2. Focus more effort on humanitarian causes.
Christians already tend to be pretty good about this—they’re more civically engaged and donate more money and time than atheists to religious and secular causes, alike—but there’s definitely room for improvement. Particularly with megachurches and heavy political involvement, it’s hard not to see a lot of modern evangelical Christianity as “angling for human power,” as Dickerson puts it.
Fighting gay marriage rather than poverty, just like institutional focus on condoms rather than AIDS in the Catholic Church, reads hypocritically and likely disillusions many young evangelicals.
3. Embrace science.
Science obviously doesn’t have all of the answers, but the conspiracy-like thinking that surrounds modern evangelical science denialism on both theologically relevant—like evolution—and irrelevant—like, bizarrely enough, global warming—is both frustrating and off-putting. I know a lot more atheists would be happier with evangelicals if they left intelligent design creationism out of classrooms, and I’m sure it’d spare some young evangelicals the embarrassment of being associated with people who think the earth is 6,000 years old.
And if any evangelicals have a hard time reconciling their faith with evolution, I’m sure they could look to the Catholic church for guidance. They’ve been accepting modern science for a while, now.
So those are my immediate suggestions: be more mindful of the secular state, focus more on charity, and embrace modern scientific findings. Anything I might have missed?
Vlad Chituc is a lab manager and research assistant in a social neuroscience lab at Duke University. As an undergraduate at Yale, he was the president of the campus branch of the Secular Student Alliance, where he tried to be smarter about religion and drink PBR, only occasionally at the same time.

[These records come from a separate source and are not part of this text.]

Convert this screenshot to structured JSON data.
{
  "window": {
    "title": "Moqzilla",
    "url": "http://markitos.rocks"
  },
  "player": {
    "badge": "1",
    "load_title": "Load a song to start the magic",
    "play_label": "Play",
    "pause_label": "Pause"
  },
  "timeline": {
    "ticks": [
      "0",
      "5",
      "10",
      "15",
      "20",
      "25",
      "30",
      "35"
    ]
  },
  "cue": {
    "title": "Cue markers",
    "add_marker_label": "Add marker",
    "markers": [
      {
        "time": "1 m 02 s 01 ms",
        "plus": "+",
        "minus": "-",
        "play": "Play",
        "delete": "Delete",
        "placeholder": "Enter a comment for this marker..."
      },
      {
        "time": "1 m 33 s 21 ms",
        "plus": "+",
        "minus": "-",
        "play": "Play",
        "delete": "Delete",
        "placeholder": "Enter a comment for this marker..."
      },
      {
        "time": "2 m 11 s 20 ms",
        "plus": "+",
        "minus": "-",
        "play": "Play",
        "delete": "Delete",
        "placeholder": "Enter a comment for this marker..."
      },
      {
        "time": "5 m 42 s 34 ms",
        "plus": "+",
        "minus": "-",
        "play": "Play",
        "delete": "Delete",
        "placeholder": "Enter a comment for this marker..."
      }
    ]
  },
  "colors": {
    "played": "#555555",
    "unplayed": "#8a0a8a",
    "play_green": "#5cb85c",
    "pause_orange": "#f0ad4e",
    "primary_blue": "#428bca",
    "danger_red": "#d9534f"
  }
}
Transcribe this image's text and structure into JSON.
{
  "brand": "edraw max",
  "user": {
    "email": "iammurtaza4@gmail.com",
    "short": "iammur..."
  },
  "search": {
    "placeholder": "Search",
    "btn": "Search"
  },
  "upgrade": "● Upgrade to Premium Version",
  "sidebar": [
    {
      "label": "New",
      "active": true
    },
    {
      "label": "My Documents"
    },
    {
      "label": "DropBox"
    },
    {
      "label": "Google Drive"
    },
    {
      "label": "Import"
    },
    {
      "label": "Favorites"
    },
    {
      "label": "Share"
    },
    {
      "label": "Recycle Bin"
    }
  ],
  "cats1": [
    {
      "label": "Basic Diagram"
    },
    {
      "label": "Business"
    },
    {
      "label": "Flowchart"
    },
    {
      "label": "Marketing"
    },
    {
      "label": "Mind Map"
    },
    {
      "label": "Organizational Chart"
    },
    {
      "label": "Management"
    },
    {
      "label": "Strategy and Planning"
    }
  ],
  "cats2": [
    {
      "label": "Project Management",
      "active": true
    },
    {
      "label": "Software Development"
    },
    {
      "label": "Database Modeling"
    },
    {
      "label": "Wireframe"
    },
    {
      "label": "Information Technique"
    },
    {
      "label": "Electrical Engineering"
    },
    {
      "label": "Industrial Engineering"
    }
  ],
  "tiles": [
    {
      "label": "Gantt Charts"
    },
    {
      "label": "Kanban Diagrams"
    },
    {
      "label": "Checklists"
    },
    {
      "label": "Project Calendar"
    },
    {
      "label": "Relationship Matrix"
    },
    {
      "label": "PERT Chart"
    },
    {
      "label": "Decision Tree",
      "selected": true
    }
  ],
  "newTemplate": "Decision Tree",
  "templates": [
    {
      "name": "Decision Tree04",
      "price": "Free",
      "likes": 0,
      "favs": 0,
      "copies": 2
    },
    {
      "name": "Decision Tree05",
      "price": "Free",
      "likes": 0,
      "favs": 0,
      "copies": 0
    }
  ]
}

He cares about morality and thinks philosophy is important. He is also someone that you can follow on twitter.